• _Task objective_
Look through the records below and state how many lines carry the string "Multimedia", adding nothing.

• _Items from an interface collection_
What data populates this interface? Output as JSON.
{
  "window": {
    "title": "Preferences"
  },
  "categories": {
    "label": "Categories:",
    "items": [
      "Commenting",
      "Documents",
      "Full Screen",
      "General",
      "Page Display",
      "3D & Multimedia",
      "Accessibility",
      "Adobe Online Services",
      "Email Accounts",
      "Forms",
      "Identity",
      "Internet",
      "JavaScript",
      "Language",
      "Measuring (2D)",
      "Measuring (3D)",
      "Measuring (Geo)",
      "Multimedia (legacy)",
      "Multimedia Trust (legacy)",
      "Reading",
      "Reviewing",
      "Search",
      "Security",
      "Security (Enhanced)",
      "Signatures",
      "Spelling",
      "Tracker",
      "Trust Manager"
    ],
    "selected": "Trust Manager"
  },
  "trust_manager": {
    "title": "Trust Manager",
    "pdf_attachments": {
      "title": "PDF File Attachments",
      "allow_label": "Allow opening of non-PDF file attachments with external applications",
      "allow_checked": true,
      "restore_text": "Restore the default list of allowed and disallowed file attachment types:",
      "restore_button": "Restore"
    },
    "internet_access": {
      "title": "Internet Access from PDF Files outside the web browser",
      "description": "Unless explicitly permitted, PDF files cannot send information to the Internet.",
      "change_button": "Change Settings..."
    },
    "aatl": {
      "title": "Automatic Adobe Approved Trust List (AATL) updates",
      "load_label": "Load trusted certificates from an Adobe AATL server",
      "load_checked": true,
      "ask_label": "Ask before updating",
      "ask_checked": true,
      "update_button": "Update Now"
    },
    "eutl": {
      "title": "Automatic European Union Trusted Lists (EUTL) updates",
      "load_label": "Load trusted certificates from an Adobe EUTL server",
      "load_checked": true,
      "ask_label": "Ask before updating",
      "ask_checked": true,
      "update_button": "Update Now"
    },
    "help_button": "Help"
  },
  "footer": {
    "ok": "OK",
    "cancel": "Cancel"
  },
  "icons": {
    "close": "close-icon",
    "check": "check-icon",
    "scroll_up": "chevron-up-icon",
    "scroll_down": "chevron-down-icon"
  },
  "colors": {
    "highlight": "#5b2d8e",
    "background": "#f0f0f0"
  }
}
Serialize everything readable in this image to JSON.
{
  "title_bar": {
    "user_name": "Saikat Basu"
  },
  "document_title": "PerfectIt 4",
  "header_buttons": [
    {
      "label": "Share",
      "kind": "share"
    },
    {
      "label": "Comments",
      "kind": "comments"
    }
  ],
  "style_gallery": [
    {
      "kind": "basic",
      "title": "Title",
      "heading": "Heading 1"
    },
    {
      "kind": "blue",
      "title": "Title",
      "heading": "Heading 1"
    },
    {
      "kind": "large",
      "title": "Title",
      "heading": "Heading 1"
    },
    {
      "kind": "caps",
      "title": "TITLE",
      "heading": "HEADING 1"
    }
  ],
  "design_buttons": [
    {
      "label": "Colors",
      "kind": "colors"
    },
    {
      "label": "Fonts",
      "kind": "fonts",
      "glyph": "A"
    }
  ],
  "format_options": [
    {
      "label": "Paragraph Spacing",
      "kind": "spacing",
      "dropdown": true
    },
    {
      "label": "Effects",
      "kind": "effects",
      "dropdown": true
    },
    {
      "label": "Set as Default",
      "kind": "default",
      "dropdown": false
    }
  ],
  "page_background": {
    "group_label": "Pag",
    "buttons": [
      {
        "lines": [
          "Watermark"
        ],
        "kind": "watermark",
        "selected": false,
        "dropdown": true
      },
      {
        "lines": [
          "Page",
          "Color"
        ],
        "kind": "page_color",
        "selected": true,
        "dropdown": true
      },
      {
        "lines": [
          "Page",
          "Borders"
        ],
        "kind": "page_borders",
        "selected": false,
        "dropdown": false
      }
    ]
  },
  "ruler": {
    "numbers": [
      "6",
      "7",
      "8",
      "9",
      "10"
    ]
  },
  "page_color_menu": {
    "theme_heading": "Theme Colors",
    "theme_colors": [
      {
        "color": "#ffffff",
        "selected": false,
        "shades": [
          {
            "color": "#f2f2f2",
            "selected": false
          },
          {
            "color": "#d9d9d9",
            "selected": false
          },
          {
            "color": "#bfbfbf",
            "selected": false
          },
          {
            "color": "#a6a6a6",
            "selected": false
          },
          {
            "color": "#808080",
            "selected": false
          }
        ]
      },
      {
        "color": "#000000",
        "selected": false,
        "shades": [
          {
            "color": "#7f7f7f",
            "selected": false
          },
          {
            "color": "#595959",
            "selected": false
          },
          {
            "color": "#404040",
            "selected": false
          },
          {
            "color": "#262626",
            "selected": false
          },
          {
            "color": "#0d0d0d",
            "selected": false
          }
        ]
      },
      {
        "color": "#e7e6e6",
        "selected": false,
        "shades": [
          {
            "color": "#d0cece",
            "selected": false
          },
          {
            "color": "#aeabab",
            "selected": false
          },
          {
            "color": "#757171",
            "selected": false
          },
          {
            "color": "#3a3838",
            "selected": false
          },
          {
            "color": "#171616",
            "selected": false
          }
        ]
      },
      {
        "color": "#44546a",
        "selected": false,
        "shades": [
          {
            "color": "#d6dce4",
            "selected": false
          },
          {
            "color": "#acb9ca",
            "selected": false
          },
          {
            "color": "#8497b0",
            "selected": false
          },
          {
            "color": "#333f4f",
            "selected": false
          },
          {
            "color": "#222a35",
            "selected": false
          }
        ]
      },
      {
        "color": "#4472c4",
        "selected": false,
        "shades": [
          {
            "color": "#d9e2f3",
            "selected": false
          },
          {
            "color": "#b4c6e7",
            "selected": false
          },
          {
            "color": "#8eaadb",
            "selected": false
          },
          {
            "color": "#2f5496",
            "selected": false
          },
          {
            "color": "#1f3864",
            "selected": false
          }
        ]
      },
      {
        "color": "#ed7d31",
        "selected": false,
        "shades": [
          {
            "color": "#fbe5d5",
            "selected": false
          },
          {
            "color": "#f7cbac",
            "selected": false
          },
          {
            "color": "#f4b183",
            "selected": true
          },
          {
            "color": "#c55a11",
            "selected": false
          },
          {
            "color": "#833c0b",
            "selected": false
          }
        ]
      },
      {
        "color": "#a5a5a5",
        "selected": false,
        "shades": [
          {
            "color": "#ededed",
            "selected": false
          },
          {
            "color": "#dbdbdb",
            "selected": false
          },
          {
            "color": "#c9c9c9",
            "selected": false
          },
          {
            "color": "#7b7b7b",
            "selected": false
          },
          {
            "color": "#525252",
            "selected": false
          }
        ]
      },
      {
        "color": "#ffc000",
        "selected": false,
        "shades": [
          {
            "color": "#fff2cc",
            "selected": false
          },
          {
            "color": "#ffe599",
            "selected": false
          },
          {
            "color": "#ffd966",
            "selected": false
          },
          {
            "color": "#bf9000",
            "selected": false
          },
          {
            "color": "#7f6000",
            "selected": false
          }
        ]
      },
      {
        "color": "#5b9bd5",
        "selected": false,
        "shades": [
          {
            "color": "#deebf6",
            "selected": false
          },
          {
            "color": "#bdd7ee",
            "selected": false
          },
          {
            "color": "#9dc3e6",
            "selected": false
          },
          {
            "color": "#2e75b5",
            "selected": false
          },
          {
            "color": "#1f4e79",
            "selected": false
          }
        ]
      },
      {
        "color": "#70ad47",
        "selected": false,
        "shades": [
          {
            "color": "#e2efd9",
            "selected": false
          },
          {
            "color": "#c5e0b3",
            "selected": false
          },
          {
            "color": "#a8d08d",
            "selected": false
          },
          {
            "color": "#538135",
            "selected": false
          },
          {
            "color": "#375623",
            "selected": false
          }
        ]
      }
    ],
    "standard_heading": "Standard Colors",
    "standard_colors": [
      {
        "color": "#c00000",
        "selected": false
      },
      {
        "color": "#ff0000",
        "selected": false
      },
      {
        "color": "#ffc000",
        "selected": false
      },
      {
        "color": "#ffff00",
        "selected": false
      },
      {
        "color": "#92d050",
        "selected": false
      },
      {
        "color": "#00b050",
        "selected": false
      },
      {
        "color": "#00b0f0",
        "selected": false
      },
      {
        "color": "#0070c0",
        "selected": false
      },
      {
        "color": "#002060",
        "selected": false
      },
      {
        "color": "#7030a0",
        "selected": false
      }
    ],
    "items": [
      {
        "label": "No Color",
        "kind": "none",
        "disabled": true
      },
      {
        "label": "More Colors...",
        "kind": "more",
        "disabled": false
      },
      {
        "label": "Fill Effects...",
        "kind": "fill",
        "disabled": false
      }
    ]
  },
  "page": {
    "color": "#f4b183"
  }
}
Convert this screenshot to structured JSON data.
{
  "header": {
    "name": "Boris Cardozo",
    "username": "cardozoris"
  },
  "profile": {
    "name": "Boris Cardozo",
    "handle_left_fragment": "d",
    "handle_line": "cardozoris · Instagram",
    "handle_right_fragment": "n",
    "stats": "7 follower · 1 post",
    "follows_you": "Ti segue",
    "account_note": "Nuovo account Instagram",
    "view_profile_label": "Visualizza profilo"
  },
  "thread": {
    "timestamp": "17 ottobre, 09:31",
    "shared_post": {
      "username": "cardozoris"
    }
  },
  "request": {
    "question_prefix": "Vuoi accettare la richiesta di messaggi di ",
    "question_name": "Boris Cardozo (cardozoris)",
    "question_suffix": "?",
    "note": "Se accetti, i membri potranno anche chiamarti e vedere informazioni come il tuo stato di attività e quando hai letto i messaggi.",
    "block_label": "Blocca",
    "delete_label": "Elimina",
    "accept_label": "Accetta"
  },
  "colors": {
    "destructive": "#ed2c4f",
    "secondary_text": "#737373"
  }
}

• _Solution to this task_
3